After a brief informational presentation, students enjoyed a performance by TASO’s drama group, which was initially formed in 1992 and has turned into a center-wide project with professional training. Before singing their opening songs, Light and Hope and Trumpet Call, a spokesperson from the group explained their mission to spread the word about positive living, awareness, and eliminating stigma. He stressed that it’s important to realize that even if you’re HIV positive, you can do something positive. Smiling and full of energy, the groups sang their first two pieces in beautiful harmony demonstrating their talents and dedication to spreading the message to fight AIDS. It was very interesting to listen to how the singers included lyrics that encouraged actions to promote HIV awareness and detection, such as talking to a spouse and getting blood work done.
Gertrude, a member of the drama team, was then introduced to tell her story. She explained in candid and heartfelt detail how she had contracted HIV from a man who falsely promised to pay for her school and then proceeded to take advantage of her sexually. Her story was inspiring, though, as she explained how TASO helped her to rebound from losing her job because of stigma, reclaim her life with positive living, marry, and even have a healthy child of her own.
After Gertrude’s testimonial, the drama team performed several more musical numbers. One addressed AIDS stigma with solos from various members highlighting their traumatic experiences with stigmatization. One member sang about losing his friends, and another woman related in her native language her story about being kicked out of the home that she and her deceased husband had built. Another piece emphasized the power that comes with knowledge because even if you are HIV positive there’s still life to live and everybody will die at some time. The closing song had everybody clapping, and finally standing together, perhaps symbolizing us all standing against AIDS. After the music finished, the group members each introduced themselves and stated the year they were diagnosed. Some were diagnosed and joined TASO as early as 1990, 14 years before antiretroviral drugs (ARVs) were introduced to Africa. One man diagnosed in 1995 was even able to boast a CD4+ Tcell count of 1,119µg/dL without ARVs, showing the effectiveness of TASO’s ‘positive living” method which encourages eating healthy foods, taking medications, no smoking/drinking/drug use, mild exercise, acceptance, socialization, not blaming others, not feeling guilty, avoiding depression, and basically leading a normal, healthy life.

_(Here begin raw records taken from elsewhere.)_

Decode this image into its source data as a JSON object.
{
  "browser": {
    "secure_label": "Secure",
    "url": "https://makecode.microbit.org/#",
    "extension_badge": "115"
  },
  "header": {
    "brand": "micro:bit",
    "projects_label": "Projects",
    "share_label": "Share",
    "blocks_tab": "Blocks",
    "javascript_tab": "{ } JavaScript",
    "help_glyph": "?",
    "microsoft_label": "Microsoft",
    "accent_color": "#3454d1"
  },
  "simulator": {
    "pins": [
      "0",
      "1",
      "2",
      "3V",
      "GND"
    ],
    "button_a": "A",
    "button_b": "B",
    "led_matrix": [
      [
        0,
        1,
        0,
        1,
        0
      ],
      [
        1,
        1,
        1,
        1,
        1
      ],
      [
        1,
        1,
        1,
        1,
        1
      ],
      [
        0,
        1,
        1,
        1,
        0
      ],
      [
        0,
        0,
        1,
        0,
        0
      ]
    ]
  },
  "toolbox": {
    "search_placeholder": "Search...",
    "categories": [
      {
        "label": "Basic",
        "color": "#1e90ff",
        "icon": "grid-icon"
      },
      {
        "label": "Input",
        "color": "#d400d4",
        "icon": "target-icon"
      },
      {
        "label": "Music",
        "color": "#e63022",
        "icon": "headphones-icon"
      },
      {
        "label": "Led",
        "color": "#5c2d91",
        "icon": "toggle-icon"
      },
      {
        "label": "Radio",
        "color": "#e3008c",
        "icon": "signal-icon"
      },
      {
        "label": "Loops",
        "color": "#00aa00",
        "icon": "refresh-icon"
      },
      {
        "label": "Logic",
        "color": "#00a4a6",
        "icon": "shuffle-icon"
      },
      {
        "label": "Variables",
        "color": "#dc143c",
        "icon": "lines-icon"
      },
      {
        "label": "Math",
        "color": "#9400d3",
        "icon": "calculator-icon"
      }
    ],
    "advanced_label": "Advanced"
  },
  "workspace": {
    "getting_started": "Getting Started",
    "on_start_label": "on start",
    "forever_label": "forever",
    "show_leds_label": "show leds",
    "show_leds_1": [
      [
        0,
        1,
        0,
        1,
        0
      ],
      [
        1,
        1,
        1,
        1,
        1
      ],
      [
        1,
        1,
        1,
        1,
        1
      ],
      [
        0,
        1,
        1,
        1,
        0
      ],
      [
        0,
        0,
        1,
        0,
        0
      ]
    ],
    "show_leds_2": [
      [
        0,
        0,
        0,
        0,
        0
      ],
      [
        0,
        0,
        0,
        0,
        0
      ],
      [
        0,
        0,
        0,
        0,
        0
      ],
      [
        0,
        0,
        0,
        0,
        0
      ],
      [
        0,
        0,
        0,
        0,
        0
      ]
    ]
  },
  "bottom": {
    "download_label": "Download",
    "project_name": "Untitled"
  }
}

After the group closed their performance, students were allowed to ask questions and browse the jewelry and crafts that were made my clients of TASO and for sale to benefit the organization. The afternoon’s performance and messages, hopefully inspired students to consider the possibility of TASO’s vision coming true, the possibility of a world without AIDS.
Perhaps as you consider whether or not TASO’s vision is realistic, you can consider other questions regarding their organization and HIV/AIDS in Africa. How were you touched by the music of the drama group? Did Gertrude’s story inspire you? Were you surprised by the appearance of those with HIV/AIDS? Do you think stereotyping and stigmatizing is an issue in the United States because of our expectation of what they would look and act like? What do you recognize at the biggest challenge to fighting AIDS in Uganda? Do you think stigma is still a major factor affecting an HIV-positive individual in Uganda? If so, what did you recognize TASO doing to combat stigma? If not, what do you recognize as factors that are helping to reduce stigmatization?